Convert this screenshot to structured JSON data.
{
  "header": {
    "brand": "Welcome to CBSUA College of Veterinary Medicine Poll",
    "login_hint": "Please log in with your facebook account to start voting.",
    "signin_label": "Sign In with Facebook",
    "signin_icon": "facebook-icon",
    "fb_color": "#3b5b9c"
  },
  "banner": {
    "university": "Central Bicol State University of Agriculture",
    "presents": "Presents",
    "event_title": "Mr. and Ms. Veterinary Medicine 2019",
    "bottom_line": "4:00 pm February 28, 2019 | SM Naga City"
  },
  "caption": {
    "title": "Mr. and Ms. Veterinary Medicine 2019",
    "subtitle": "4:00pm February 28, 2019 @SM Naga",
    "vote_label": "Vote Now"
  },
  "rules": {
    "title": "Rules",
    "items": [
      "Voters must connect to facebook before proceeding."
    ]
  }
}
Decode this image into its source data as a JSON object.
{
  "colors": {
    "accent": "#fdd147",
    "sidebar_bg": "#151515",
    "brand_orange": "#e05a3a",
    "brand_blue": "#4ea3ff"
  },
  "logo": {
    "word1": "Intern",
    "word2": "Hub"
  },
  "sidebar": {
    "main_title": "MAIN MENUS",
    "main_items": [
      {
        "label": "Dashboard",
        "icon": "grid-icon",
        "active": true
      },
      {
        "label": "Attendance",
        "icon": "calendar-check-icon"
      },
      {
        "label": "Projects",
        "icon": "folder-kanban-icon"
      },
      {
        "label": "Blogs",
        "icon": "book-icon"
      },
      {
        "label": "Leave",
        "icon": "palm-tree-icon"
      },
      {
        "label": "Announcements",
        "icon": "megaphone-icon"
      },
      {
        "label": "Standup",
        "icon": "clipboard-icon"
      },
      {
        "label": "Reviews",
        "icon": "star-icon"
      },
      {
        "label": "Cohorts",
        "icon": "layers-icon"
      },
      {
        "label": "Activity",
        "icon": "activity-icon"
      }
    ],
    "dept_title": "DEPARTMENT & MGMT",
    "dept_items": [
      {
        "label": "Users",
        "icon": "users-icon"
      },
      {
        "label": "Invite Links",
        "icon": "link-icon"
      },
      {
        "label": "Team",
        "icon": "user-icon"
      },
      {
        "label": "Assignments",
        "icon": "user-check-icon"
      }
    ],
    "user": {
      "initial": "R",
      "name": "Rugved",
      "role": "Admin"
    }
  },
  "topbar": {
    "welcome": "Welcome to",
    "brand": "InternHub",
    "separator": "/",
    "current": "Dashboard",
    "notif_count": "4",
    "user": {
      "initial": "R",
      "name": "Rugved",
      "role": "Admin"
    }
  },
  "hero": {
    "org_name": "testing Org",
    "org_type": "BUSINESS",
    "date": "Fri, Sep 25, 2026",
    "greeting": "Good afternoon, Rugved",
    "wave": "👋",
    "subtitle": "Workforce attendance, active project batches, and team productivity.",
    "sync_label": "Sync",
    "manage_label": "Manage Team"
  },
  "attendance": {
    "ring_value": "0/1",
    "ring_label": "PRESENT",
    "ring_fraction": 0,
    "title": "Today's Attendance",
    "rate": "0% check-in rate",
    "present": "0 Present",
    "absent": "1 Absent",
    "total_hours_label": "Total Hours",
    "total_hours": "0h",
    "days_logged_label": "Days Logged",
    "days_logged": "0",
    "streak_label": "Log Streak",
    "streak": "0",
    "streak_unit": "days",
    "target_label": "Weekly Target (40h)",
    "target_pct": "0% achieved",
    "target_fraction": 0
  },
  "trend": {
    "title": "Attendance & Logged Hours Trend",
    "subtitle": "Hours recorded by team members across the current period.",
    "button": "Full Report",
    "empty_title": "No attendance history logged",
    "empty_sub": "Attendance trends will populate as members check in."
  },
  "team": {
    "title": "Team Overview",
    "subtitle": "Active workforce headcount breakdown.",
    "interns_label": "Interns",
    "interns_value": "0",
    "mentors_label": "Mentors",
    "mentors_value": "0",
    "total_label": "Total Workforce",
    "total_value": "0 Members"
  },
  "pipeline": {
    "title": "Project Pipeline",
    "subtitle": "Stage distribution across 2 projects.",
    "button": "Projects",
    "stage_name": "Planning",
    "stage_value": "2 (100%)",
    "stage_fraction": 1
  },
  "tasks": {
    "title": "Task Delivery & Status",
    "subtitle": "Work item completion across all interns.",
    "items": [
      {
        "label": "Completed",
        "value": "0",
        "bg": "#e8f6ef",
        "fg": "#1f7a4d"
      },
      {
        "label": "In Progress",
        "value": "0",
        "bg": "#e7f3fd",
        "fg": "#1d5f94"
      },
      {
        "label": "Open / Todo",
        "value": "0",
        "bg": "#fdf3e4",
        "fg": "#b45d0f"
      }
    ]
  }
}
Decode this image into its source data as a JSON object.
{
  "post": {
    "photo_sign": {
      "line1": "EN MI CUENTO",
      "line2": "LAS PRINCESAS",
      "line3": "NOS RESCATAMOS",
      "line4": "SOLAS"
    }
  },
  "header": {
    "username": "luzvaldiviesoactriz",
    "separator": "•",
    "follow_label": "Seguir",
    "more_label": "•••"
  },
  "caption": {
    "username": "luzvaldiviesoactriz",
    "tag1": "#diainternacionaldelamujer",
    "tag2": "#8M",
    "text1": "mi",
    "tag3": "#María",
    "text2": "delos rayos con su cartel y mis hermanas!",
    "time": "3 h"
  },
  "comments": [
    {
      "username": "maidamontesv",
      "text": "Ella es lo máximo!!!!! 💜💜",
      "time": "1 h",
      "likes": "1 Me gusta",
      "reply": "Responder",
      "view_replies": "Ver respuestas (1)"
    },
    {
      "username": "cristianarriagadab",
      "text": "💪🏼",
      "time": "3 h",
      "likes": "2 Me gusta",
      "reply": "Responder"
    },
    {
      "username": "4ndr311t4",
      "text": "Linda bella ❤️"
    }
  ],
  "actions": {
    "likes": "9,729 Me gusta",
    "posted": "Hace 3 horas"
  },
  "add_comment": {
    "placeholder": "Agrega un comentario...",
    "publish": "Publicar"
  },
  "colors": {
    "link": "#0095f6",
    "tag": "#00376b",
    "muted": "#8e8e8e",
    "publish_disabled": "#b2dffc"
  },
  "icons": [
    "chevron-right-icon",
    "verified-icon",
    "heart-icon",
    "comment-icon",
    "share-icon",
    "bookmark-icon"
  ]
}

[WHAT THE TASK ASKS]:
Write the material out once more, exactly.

[ANSWER SECTION]:
Convert this screenshot to structured JSON data.
{
  "header": {
    "brand": "Welcome to CBSUA College of Veterinary Medicine Poll",
    "login_hint": "Please log in with your facebook account to start voting.",
    "signin_label": "Sign In with Facebook",
    "signin_icon": "facebook-icon",
    "fb_color": "#3b5b9c"
  },
  "banner": {
    "university": "Central Bicol State University of Agriculture",
    "presents": "Presents",
    "event_title": "Mr. and Ms. Veterinary Medicine 2019",
    "bottom_line": "4:00 pm February 28, 2019 | SM Naga City"
  },
  "caption": {
    "title": "Mr. and Ms. Veterinary Medicine 2019",
    "subtitle": "4:00pm February 28, 2019 @SM Naga",
    "vote_label": "Vote Now"
  },
  "rules": {
    "title": "Rules",
    "items": [
      "Voters must connect to facebook before proceeding."
    ]
  }
}
Decode this image into its source data as a JSON object.
{
  "colors": {
    "accent": "#fdd147",
    "sidebar_bg": "#151515",
    "brand_orange": "#e05a3a",
    "brand_blue": "#4ea3ff"
  },
  "logo": {
    "word1": "Intern",
    "word2": "Hub"
  },
  "sidebar": {
    "main_title": "MAIN MENUS",
    "main_items": [
      {
        "label": "Dashboard",
        "icon": "grid-icon",
        "active": true
      },
      {
        "label": "Attendance",
        "icon": "calendar-check-icon"
      },
      {
        "label": "Projects",
        "icon": "folder-kanban-icon"
      },
      {
        "label": "Blogs",
        "icon": "book-icon"
      },
      {
        "label": "Leave",
        "icon": "palm-tree-icon"
      },
      {
        "label": "Announcements",
        "icon": "megaphone-icon"
      },
      {
        "label": "Standup",
        "icon": "clipboard-icon"
      },
      {
        "label": "Reviews",
        "icon": "star-icon"
      },
      {
        "label": "Cohorts",
        "icon": "layers-icon"
      },
      {
        "label": "Activity",
        "icon": "activity-icon"
      }
    ],
    "dept_title": "DEPARTMENT & MGMT",
    "dept_items": [
      {
        "label": "Users",
        "icon": "users-icon"
      },
      {
        "label": "Invite Links",
        "icon": "link-icon"
      },
      {
        "label": "Team",
        "icon": "user-icon"
      },
      {
        "label": "Assignments",
        "icon": "user-check-icon"
      }
    ],
    "user": {
      "initial": "R",
      "name": "Rugved",
      "role": "Admin"
    }
  },
  "topbar": {
    "welcome": "Welcome to",
    "brand": "InternHub",
    "separator": "/",
    "current": "Dashboard",
    "notif_count": "4",
    "user": {
      "initial": "R",
      "name": "Rugved",
      "role": "Admin"
    }
  },
  "hero": {
    "org_name": "testing Org",
    "org_type": "BUSINESS",
    "date": "Fri, Sep 25, 2026",
    "greeting": "Good afternoon, Rugved",
    "wave": "👋",
    "subtitle": "Workforce attendance, active project batches, and team productivity.",
    "sync_label": "Sync",
    "manage_label": "Manage Team"
  },
  "attendance": {
    "ring_value": "0/1",
    "ring_label": "PRESENT",
    "ring_fraction": 0,
    "title": "Today's Attendance",
    "rate": "0% check-in rate",
    "present": "0 Present",
    "absent": "1 Absent",
    "total_hours_label": "Total Hours",
    "total_hours": "0h",
    "days_logged_label": "Days Logged",
    "days_logged": "0",
    "streak_label": "Log Streak",
    "streak": "0",
    "streak_unit": "days",
    "target_label": "Weekly Target (40h)",
    "target_pct": "0% achieved",
    "target_fraction": 0
  },
  "trend": {
    "title": "Attendance & Logged Hours Trend",
    "subtitle": "Hours recorded by team members across the current period.",
    "button": "Full Report",
    "empty_title": "No attendance history logged",
    "empty_sub": "Attendance trends will populate as members check in."
  },
  "team": {
    "title": "Team Overview",
    "subtitle": "Active workforce headcount breakdown.",
    "interns_label": "Interns",
    "interns_value": "0",
    "mentors_label": "Mentors",
    "mentors_value": "0",
    "total_label": "Total Workforce",
    "total_value": "0 Members"
  },
  "pipeline": {
    "title": "Project Pipeline",
    "subtitle": "Stage distribution across 2 projects.",
    "button": "Projects",
    "stage_name": "Planning",
    "stage_value": "2 (100%)",
    "stage_fraction": 1
  },
  "tasks": {
    "title": "Task Delivery & Status",
    "subtitle": "Work item completion across all interns.",
    "items": [
      {
        "label": "Completed",
        "value": "0",
        "bg": "#e8f6ef",
        "fg": "#1f7a4d"
      },
      {
        "label": "In Progress",
        "value": "0",
        "bg": "#e7f3fd",
        "fg": "#1d5f94"
      },
      {
        "label": "Open / Todo",
        "value": "0",
        "bg": "#fdf3e4",
        "fg": "#b45d0f"
      }
    ]
  }
}
Decode this image into its source data as a JSON object.
{
  "post": {
    "photo_sign": {
      "line1": "EN MI CUENTO",
      "line2": "LAS PRINCESAS",
      "line3": "NOS RESCATAMOS",
      "line4": "SOLAS"
    }
  },
  "header": {
    "username": "luzvaldiviesoactriz",
    "separator": "•",
    "follow_label": "Seguir",
    "more_label": "•••"
  },
  "caption": {
    "username": "luzvaldiviesoactriz",
    "tag1": "#diainternacionaldelamujer",
    "tag2": "#8M",
    "text1": "mi",
    "tag3": "#María",
    "text2": "delos rayos con su cartel y mis hermanas!",
    "time": "3 h"
  },
  "comments": [
    {
      "username": "maidamontesv",
      "text": "Ella es lo máximo!!!!! 💜💜",
      "time": "1 h",
      "likes": "1 Me gusta",
      "reply": "Responder",
      "view_replies": "Ver respuestas (1)"
    },
    {
      "username": "cristianarriagadab",
      "text": "💪🏼",
      "time": "3 h",
      "likes": "2 Me gusta",
      "reply": "Responder"
    },
    {
      "username": "4ndr311t4",
      "text": "Linda bella ❤️"
    }
  ],
  "actions": {
    "likes": "9,729 Me gusta",
    "posted": "Hace 3 horas"
  },
  "add_comment": {
    "placeholder": "Agrega un comentario...",
    "publish": "Publicar"
  },
  "colors": {
    "link": "#0095f6",
    "tag": "#00376b",
    "muted": "#8e8e8e",
    "publish_disabled": "#b2dffc"
  },
  "icons": [
    "chevron-right-icon",
    "verified-icon",
    "heart-icon",
    "comment-icon",
    "share-icon",
    "bookmark-icon"
  ]
}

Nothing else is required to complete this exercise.